In January of this year, our St. Louis Modern Quilt Guild kicked off its Robert Kaufman Solids Only Challenge. Using a Kona Charm Pack in the Classics palette and only one or two additional solid fabrics, we were to design and complete a quilt with an outer perimeter between 120 and 180 inches to present in time for our June 11th meeting. Having only joined the guild this past April, I got off to a late start, and (will gladly use that as the reason I ) was still hand-sewing my binding on at 5:15 Saturday morning. Needless to say, one accidental nap later, and I was sprinting out the door, thirty-minutes late. A rather inauspicious start for the girl who gets turned around the minute she crosses the Mississippi River on her way to our meetings each month to begin with.
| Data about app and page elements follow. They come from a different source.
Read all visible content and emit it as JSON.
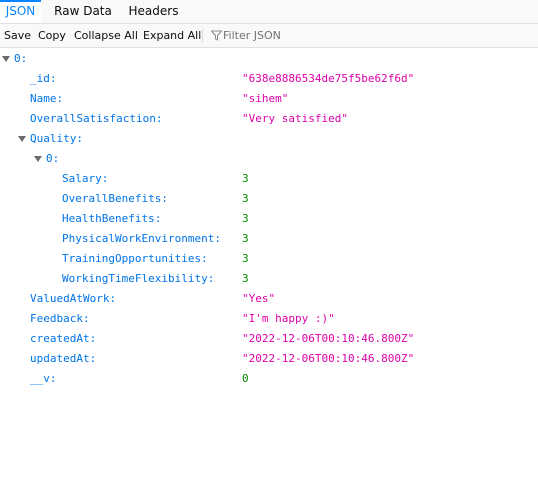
{
  "tabs": [
    {
      "label": "JSON",
      "selected": true
    },
    {
      "label": "Raw Data",
      "selected": false
    },
    {
      "label": "Headers",
      "selected": false
    }
  ],
  "toolbar": {
    "save": "Save",
    "copy": "Copy",
    "collapse_all": "Collapse All",
    "expand_all": "Expand All",
    "filter_placeholder": "Filter JSON",
    "filter_icon": "filter-icon"
  },
  "colors": {
    "key": "#0074e8",
    "string": "#dd00a9",
    "number": "#058b00",
    "accent": "#0a84ff"
  },
  "tree": {
    "root_key": "0:",
    "id_key": "_id:",
    "id_val": "\"638e8886534de75f5be62f6d\"",
    "name_key": "Name:",
    "name_val": "\"sihem\"",
    "overall_key": "OverallSatisfaction:",
    "overall_val": "\"Very satisfied\"",
    "quality_key": "Quality:",
    "quality_item_key": "0:",
    "salary_key": "Salary:",
    "salary_val": "3",
    "ob_key": "OverallBenefits:",
    "ob_val": "3",
    "hb_key": "HealthBenefits:",
    "hb_val": "3",
    "pwe_key": "PhysicalWorkEnvironment:",
    "pwe_val": "3",
    "to_key": "TrainingOpportunities:",
    "to_val": "3",
    "wtf_key": "WorkingTimeFlexibility:",
    "wtf_val": "3",
    "vaw_key": "ValuedAtWork:",
    "vaw_val": "\"Yes\"",
    "fb_key": "Feedback:",
    "fb_val": "\"I'm happy :)\"",
    "ca_key": "createdAt:",
    "ca_val": "\"2022-12-06T00:10:46.800Z\"",
    "ua_key": "updatedAt:",
    "ua_val": "\"2022-12-06T00:10:46.800Z\"",
    "v_key": "__v:",
    "v_val": "0"
  }
}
At any rate, the ladies definitely came through, with 44 of our members presenting their quilts to a captive audience. A few of the photos are up on our STLMQG Flickr page, and I hope we see many more to come.
The inspiration for this quilt was originally the sheen that you see on the back of a compact disk. Each 2.5-inch block was my less-precise version of the Endless Chain pattern available on the Quilter's Cache website, but down-sized to fit our challenge requirements. Of course, down-sizing meant that the "spoke" corner of each block had nine layers of fabric stacked up at one point. Once you join FOUR of those points together, that's 9... 18... 27... A veritable BUTTload of fabric coming together at one seam.
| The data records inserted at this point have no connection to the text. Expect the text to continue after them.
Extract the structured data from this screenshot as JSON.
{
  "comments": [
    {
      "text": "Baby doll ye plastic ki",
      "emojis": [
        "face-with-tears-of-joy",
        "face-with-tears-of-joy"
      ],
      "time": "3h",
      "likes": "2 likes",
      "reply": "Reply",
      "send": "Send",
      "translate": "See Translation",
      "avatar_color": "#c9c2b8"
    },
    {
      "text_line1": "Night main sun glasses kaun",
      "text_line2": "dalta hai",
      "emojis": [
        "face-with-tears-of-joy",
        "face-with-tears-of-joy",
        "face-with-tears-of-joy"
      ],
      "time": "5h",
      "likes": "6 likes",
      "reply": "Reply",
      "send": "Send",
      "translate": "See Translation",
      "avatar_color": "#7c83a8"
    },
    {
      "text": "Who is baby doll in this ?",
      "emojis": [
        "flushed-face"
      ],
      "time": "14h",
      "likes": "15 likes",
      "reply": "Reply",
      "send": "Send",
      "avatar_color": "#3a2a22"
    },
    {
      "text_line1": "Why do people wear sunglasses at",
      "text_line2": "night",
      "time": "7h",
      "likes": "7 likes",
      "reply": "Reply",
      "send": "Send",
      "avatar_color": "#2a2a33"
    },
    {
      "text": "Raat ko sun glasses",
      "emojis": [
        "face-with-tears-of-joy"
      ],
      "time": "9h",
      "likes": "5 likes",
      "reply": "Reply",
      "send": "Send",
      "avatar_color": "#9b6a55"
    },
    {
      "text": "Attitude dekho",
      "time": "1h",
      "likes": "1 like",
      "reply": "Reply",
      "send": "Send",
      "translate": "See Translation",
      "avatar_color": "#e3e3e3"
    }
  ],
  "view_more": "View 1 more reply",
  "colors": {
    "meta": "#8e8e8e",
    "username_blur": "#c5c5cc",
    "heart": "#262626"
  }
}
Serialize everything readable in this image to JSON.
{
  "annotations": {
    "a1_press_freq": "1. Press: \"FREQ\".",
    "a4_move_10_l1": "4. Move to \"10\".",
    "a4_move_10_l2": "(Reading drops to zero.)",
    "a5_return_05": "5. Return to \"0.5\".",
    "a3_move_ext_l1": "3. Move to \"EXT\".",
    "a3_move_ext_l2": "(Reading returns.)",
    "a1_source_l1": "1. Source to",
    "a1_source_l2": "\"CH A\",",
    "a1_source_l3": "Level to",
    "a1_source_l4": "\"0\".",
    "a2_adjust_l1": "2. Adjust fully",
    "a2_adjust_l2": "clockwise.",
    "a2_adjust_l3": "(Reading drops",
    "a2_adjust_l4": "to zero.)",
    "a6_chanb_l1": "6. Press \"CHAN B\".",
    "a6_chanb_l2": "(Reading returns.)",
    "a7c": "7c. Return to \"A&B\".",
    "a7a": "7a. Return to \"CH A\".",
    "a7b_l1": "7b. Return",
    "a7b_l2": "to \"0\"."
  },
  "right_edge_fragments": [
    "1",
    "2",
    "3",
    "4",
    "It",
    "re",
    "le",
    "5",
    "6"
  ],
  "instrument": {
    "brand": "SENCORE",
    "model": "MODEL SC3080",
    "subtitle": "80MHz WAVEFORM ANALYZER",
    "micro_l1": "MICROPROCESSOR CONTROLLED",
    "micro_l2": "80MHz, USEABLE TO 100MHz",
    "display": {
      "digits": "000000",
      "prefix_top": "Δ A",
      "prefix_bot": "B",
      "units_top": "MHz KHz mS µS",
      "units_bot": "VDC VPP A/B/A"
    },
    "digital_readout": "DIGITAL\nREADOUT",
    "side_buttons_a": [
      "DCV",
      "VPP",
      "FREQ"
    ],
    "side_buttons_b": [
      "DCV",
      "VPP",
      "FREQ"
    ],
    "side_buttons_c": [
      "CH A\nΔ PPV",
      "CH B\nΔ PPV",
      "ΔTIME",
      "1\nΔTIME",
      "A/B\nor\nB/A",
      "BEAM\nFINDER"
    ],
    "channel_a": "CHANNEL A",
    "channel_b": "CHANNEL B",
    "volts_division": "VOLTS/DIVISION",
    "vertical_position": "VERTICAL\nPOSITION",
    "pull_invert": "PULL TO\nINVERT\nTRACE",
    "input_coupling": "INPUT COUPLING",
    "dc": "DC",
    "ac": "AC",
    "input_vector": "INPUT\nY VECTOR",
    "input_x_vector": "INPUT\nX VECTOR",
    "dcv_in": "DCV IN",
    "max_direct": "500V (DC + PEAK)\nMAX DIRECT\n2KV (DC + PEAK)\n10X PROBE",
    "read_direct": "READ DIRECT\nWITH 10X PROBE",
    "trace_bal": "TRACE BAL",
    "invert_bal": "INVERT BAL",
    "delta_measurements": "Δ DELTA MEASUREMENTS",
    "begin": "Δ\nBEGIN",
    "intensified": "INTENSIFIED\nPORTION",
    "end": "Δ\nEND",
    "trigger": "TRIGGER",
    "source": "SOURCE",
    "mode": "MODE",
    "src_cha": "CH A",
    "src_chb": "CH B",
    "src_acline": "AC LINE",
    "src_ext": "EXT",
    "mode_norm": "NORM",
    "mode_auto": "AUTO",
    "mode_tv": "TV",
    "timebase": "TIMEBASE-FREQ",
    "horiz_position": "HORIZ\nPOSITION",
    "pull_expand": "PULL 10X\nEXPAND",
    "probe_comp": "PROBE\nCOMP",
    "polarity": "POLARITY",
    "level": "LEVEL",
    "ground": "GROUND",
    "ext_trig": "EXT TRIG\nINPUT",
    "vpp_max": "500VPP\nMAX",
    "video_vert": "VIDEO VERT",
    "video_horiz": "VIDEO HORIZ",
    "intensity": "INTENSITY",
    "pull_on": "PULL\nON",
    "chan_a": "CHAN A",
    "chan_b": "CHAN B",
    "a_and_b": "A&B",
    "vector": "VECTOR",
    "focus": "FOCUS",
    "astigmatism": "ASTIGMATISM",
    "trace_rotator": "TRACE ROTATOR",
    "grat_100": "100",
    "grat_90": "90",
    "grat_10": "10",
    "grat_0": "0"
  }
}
|Photo courtesy of http://www.123rf.com/.|
Thankfully for me, May brought a welcome 12-hour quilting retreat sponsored by my local quilt shop, the Quilted Garden, at St. John's United Methodist Church in Edwardsville. As I fussed and repositioned my 144 tiny squares on the design wall, each of the lovely, God-fearing ladies around me would stop by my table, encourage my efforts, and wish me the best. Which was all fine and good until I started sewing those mega seams together, and the under-my-breath bleeps started flying. I was literally standing on my tip-toes, leaning with all of my might on the center of each block, willing the iron (which was steaming up a three-foot radius around me at this point) to smoosh those corners into place when a soft-spoken woman with fluffy white hair tapped me lightly on the shoulder and said, "Here, Honey. Try this."
Apparently, when God closes a door, he opens a tool box.
Between this divine intervention, and the spiraling, meteoric downfall of this guy, it was decided a name change was in order. So, at last, I present to you,
More information on the process behind making this quilt can be found on the WIPs tab of this blog.
Thanks for visiting!